Well, really. Not getting any thanks is one thing, but to have the individual in question immediately pop off and once again unravel the bit I've spent so much time re-ravelling, if that's the word I mean? Smacks of ingratitude, I feel. I drew myself up to my full height and frowned the paternal frown.
"If you could manage not to injure yourself this time?"
"Oh, don't be boring, Julian."
Once again, I draw to your attention the rumminess of this Dax. The female of the sp. is deadlier than the m., and this appears to go for every species that dabbles in the gender binary and quite a few that don't. The clever gentleman simply steps aside and lets the thing pass, as, indeed, did I.

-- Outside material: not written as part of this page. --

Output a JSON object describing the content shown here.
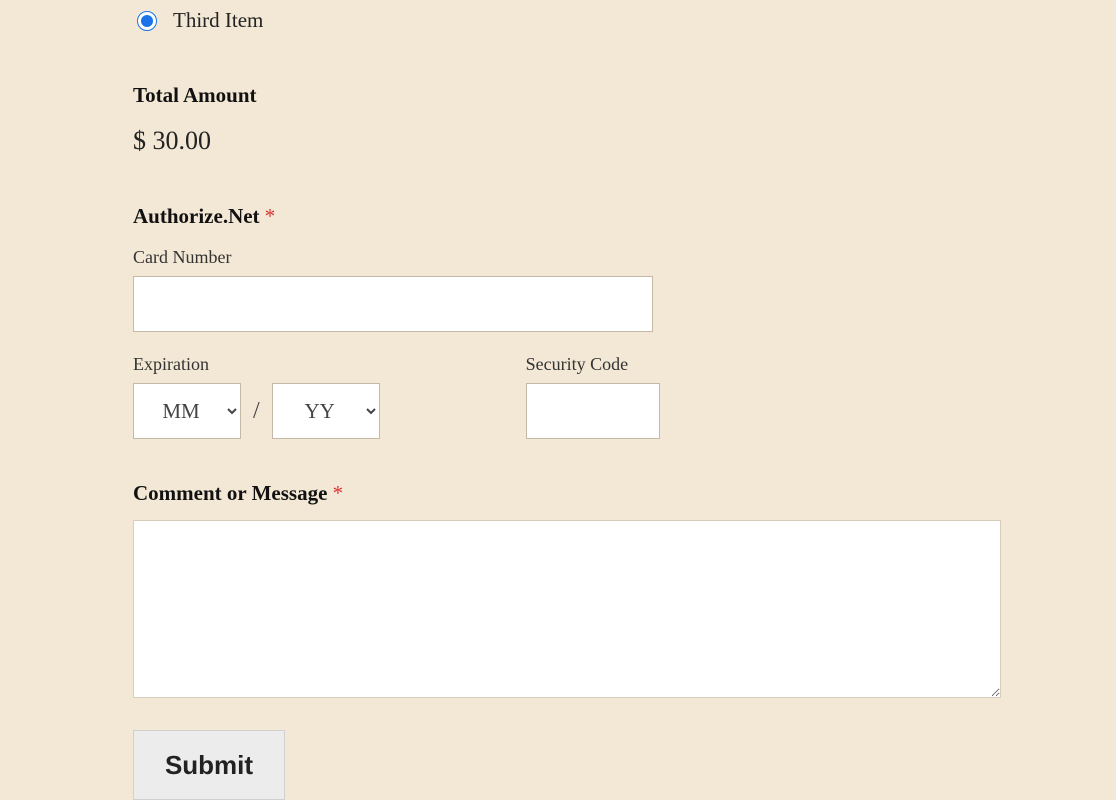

"Well, then, I shall see you later."
"At the staff meeting. Don't forget this time!"
This was hardly fair, given that my missing of the previous staff meeting had been entirely beyond my control. When a man is embroiled in the vicissitudes of battling nation-states, well, he may forget himself a trifle, running perhaps over deadline very slightly—and then should he find the holosuite doors jammed when he's just upon the point of leaving, and then should he be subjected to a barrage of acerb comments about the dashed inconvenience of it all as he's being freed by the fellow who is supposed to be his pal—well, suffice it to say that the previous day had been a bit of a confounded mess, and I felt well shut of it. Still, there seemed the need to raise the token protest.

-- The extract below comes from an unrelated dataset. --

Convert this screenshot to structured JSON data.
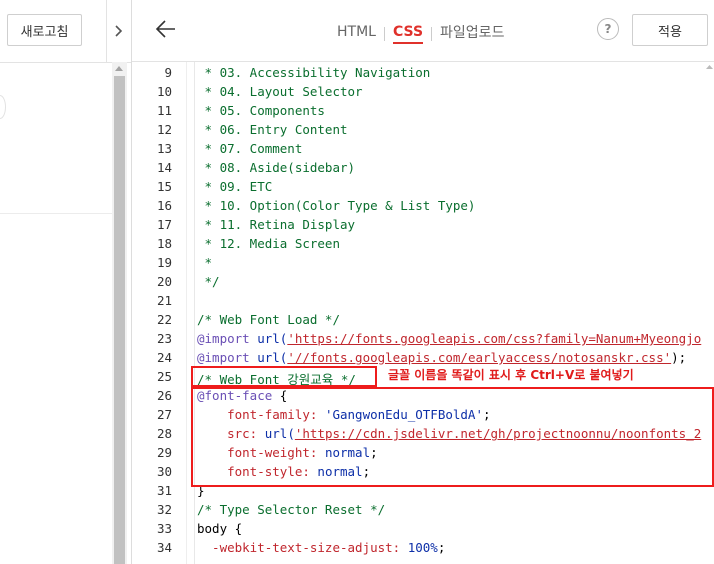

"I didn't forget, as you know very well—"
"Details, Julian. Just be there this time, all right? We're only having two in a row because of you."
The soul bridled a bit at this, but there was no use in dwelling. I extended the hand of friendship. "I'll see you there."
"Okay!" She slipped herself down from the table with a pleasant little wriggle—moderately ornamental, that Dax—and squeezed Julian's grabber in a tight squeeze. She grinned at me, and I at her, and the entire interaction, I felt, was wrapped in the very finest feeling to which friendship could aspire. I was rather bucked up by the whole thing.
As Dax left, I turned back to my work, thinking not at all about the meeting to come. I am one who focusses on the moment. The future, to me, is something not to be considered beyond the necessary. Such thinking only produces acid reflux and a general sensation of malaise.
Dax had popped her head back 'round the infirmary door, a troubling look on her face. Note the choice of words: troubling, not troubled. Garak has gone to great lengths to impress upon me the importance of choice of words when one wants to get a certain thing across, and I am, I feel, beginning to wield such things rather deftly. And when I say troubling, well, I mean it: that look gave me trouble.
"Yes? Is there something else?"
"Oh, nothing important."
"Nothing to worry about."
"Is that so?"
"I can't wait to see your face."
And with that she was gone, and Julian was left to brood upon the vagaries of life. Brooding is not, as a rule, a habit to which I am inclined. Close proximity to a Dax, however, does tend to give one reason for an excess of broodery. And so I brooded, and I brooded with a will, and as you will see, my brooding was not wasted, for the uses to which my colleagues planned to put me were worthy of brooding of the very highest calibre.